UW News

April 4, 2017

The science of sight: Transplant recipient, UW professor to share perspectives on vision restoration

UW News

When Michael May regained his sight through an innovative corneal transplant, his visual processing abilities proved elusive.

Mike May

Mike MayBruce Brown

May, then of California and blind since an accident at age 3, had his sight restored through a stem-cell procedure in 2000. But what he could see afterward remained limited — colors, motion and some shapes. That prompted University of Washington researchers to study what happened to May, and to learn more about how vision develops and how the brain responds when vision returns. The result was a paper in 2015 that described the visual processing skills, such as of objects and faces, that were acutely impacted during a key stage of their development.

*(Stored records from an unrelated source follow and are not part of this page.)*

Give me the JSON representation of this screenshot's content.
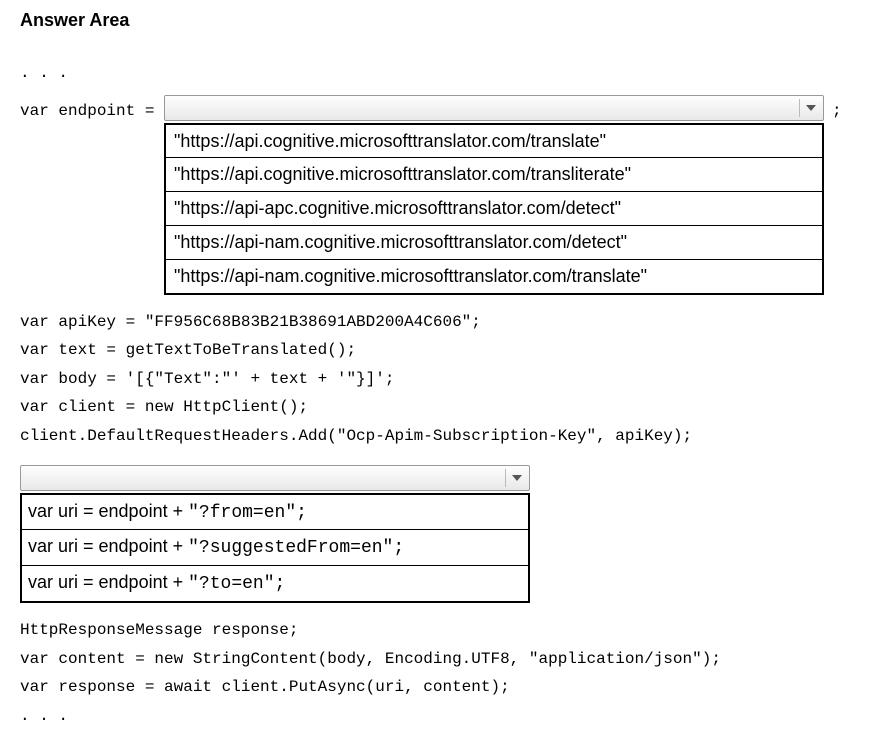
{
  "title": "Answer Area",
  "code": {
    "line0": ". . .",
    "line1_prefix": "var endpoint = ",
    "line1_suffix": ";",
    "dropdown1_options": [
      "\"https://api.cognitive.microsofttranslator.com/translate\"",
      "\"https://api.cognitive.microsofttranslator.com/transliterate\"",
      "\"https://api-apc.cognitive.microsofttranslator.com/detect\"",
      "\"https://api-nam.cognitive.microsofttranslator.com/detect\"",
      "\"https://api-nam.cognitive.microsofttranslator.com/translate\""
    ],
    "line2": "var apiKey = \"FF956C68B83B21B38691ABD200A4C606\";",
    "line3": "var text = getTextToBeTranslated();",
    "line4": "var body = '[{\"Text\":\"' + text + '\"}]';",
    "line5": "var client = new HttpClient();",
    "line6": "client.DefaultRequestHeaders.Add(\"Ocp-Apim-Subscription-Key\", apiKey);",
    "dropdown2_options": [
      {
        "prefix": "var uri = endpoint + ",
        "code": "\"?from=en\";"
      },
      {
        "prefix": "var uri = endpoint + ",
        "code": "\"?suggestedFrom=en\";"
      },
      {
        "prefix": "var uri = endpoint + ",
        "code": "\"?to=en\";"
      }
    ],
    "line7": "HttpResponseMessage response;",
    "line8": "var content = new StringContent(body, Encoding.UTF8, \"application/json\");",
    "line9": "var response = await client.PutAsync(uri, content);",
    "line10": ". . ."
  }
}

Now May, along with UW psychology professor Geoffrey Boynton, will speak about their experiences at 7:30 p.m. Wednesday, April 5, at Kane Hall.

The event, “Seeing the World through New Eyes: Sight Restoration from the Perspective of a Scientist and a Patient,” is part of the 12th annual Allen L. Edwards Psychology Lectures series.

Boynton will discuss his research into “virtual patients” that simulate restored vision, while May — who worked at the CIA and has had a career in business — will talk about his efforts to see.

Register for the free lecture here.